  • Implementations will focus on identifying, defining and supporting real change to care models and processes. This is undoubtedly challenging and disruptive. However, for eHealth, and in particular technology solutions to enable self-management and to impact efficiency, significant effort will be required to ensure they complement or replace existing care activities and are not just an add-on to current practices.

7. To contribute to innovation occurring through the Health Innovation Partnerships, the research community and suppliers, including the small and medium enterprise (SME) sector.

The vision for 2017 is that NHSScotland will be working in an effective partnership with the Scottish Government, the academic sector and industry, including SMEs, to promote Scotland as an attractive location for organisations active in the area of eHealth research, development and innovation. This applies to NHSScotland's existing suppliers of eHealth systems and tools, from which continuous innovation is expected, as well as other potential suppliers.

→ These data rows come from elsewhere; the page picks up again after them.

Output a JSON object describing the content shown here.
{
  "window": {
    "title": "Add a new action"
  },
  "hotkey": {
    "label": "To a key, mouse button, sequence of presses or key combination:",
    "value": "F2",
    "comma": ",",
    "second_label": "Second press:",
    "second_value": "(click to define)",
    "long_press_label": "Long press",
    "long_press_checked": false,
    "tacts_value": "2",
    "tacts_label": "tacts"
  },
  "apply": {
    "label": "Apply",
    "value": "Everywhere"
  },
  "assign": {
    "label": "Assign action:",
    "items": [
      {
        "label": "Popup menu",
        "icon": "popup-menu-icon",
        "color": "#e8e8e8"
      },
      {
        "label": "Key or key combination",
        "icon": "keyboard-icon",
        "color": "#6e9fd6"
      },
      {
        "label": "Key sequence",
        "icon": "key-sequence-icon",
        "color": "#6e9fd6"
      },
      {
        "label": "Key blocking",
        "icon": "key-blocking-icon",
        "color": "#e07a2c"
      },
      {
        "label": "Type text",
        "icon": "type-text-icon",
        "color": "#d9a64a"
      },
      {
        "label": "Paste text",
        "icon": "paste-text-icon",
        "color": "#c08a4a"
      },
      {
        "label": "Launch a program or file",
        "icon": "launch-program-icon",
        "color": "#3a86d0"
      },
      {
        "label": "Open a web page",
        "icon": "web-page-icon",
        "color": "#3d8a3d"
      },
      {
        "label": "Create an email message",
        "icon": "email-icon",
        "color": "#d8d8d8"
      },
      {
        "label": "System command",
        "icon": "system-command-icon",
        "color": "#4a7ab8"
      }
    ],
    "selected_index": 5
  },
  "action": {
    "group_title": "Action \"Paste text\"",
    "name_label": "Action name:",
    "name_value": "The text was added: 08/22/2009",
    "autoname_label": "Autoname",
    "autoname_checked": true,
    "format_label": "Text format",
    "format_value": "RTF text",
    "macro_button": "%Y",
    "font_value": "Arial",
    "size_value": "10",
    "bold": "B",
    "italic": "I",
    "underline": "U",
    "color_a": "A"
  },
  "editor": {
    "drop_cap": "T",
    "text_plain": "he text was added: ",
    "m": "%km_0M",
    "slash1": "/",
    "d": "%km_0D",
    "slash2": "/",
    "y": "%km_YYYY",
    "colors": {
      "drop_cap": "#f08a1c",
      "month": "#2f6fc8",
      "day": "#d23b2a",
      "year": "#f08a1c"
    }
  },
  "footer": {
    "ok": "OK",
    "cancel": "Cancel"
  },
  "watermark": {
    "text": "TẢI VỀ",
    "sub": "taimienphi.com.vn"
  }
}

NHSScotland will continue to expect any new eHealth products, developments or upgrades to be affordable, effective and resilient, and to offer significant benefits not currently available to NHSScotland and its staff and patients. The best way to achieve this will be to involve users in the researching, planning, development and trialling of new systems and tools from the outset. It is expected that key relationships will continue to be established at international, national and local levels, with the ultimate aim of seeking additional research and innovation investment opportunities, and the momentum that can arise from a concentration of expertise within a Scottish cluster. Such opportunities will include NHSScotland involvement in consortia bidding for European Union, Medical Research Council and Innovation UK Funding.

  • NHSScotland will participate with academia, the Digital Health Institute, Scottish Government, the Enterprise Network and industry partners in the definition of a strategy for research and innovation in eHealth in Scotland, including identification of the key opportunities with potential for development at scale;
  • NHSScotland will undertake to engage in a structured programme of periodic meetings with the industry and its representative bodies to share information on developments, key areas of interest and critical challenges. This will include participation in initiatives to promote Scottish eHealth science and technology internationally;
  • NHS National Services Scotland will co-ordinate the activities of NHS Boards on leading growth in the publication of Open Data for external use and analysis to better facilitate research and innovation;
  • NHSScotland will continue to pursue the widespread adoption of standard clinical datasets and messaging standards, and will encourage, including through possible contractual obligations, the opening up of APIs on eHealth systems to allow other suppliers to provide complementary innovations. This will include recognising that patients will, over time, expect to both download their own data for personal use in applications and devices and record data that they have generated through their own personal health monitoring and assessment activities;
  • NHSScotland will continue to work through the DHI, the Health Innovation Partnerships and other consortia to collaborate with commercial organisations including SMEs, as well as continuing to work directly with local partners and networks;
  • The DHI and NHS national procurement will continue to act as advisers in relation to appropriate procurement arrangements and options for IP and suitable contractual terms and conditions.

Contact

Email: Alan Milbourne